In addition to esophagitis, which Levy says is a common side effect of frequent vomiting, throwing up alcohol and stomach acid can also lead to


. That's the last thing you want to deal with after you're already feeling a little nauseous and dizzy. You may also experience


gastroesophageal reflux disease

(GERD), where contents from your stomach leak back into your esophagus and cause irritation.Throwing up on a regular basis also wreaks havoc on your teeth. All the stomach acid entering your mouth can wear away at your tooth enamel and lead to sensitive teeth, cavities, and gingivitis. Dental issues are a common problem among bulimia patients; a

2014 study

found that patients who made themselves puke were almost 20 percent more likely to develop tooth erosion than patients who didn't.

So Is It Worth It?:

Although you may find temporary relief from your stomach being emptied, the alcohol you consumed throughout the night is still in your system. Sure, whatever booze you expel hasn't been absorbed yet, but throwing up won't do much to sober you up. You'll probably end up feeling worse thanks to the heartburn and GERD.

Levy says the risks associated with making yourself puke, especially after a night of drinking and on a regular basis, just aren't worth it. "I do not recommend self-induced vomiting as an antidote to binge drinking because of the risks for aspiration of alcohol, increased stomach acid, and the potential for partially digested food to enter the lungs," Levy says. "Retching also poses a risk for developing a tear in the esophagus."

If your friend is vomiting reflexively after drinking too much, hold her hair back and let her body do its thing. Afterwards, make sure she lies on her side when sleeping to prevent choking, Levy recommends, and if you notice signs of alcohol poisoning like vomiting, confusion, seizures, slow breathing, and unconsciousness, seek medical attention right away.

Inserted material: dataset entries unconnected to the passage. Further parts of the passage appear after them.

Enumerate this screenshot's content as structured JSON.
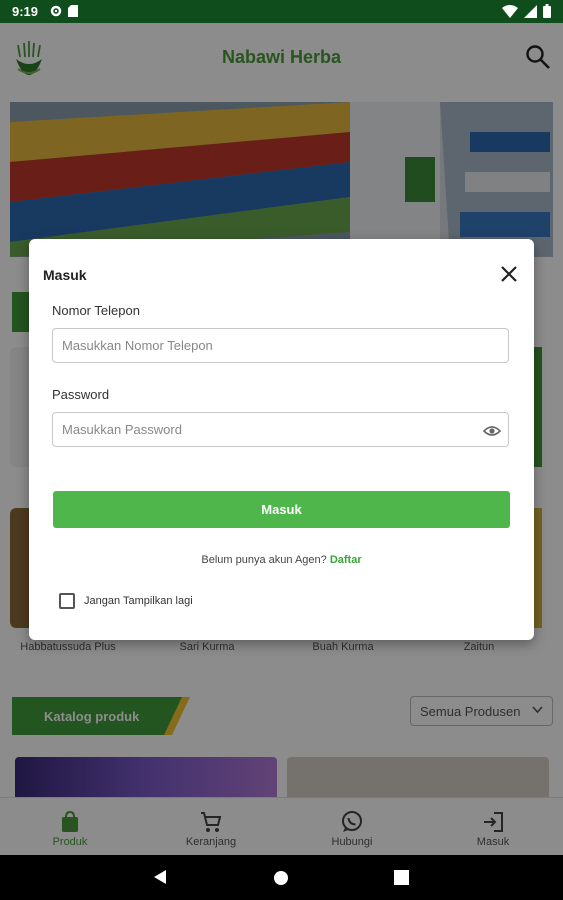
{
  "status_bar": {
    "time": "9:19"
  },
  "app_bar": {
    "title": "Nabawi Herba"
  },
  "categories": [
    {
      "label": "Habbatussuda Plus"
    },
    {
      "label": "Sari Kurma"
    },
    {
      "label": "Buah Kurma"
    },
    {
      "label": "Zaitun"
    }
  ],
  "catalog": {
    "title": "Katalog produk",
    "filter_value": "Semua Produsen"
  },
  "bottom_nav": [
    {
      "label": "Produk",
      "active": true
    },
    {
      "label": "Keranjang",
      "active": false
    },
    {
      "label": "Hubungi",
      "active": false
    },
    {
      "label": "Masuk",
      "active": false
    }
  ],
  "dialog": {
    "title": "Masuk",
    "phone_label": "Nomor Telepon",
    "phone_placeholder": "Masukkan Nomor Telepon",
    "password_label": "Password",
    "password_placeholder": "Masukkan Password",
    "login_button": "Masuk",
    "register_prompt": "Belum punya akun Agen?",
    "register_link": "Daftar",
    "dont_show_label": "Jangan Tampilkan lagi"
  },
  "colors": {
    "brand_green": "#4a9b3a",
    "button_green": "#4eb64a",
    "status_bar": "#0f4d1c"
  }
}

Of course, the first line of defense is not drinking too much in the first place—binge drinking has its own set of complications, from alcohol poisoning to alcoholic hepatitis. But if your friend is feeling sick after a few too many, she's better off chugging lots of water or Gatorade, going to bed, and hitting the gym the next day. Read This Next: Some Yale Students Say They Can Cure Your Hangover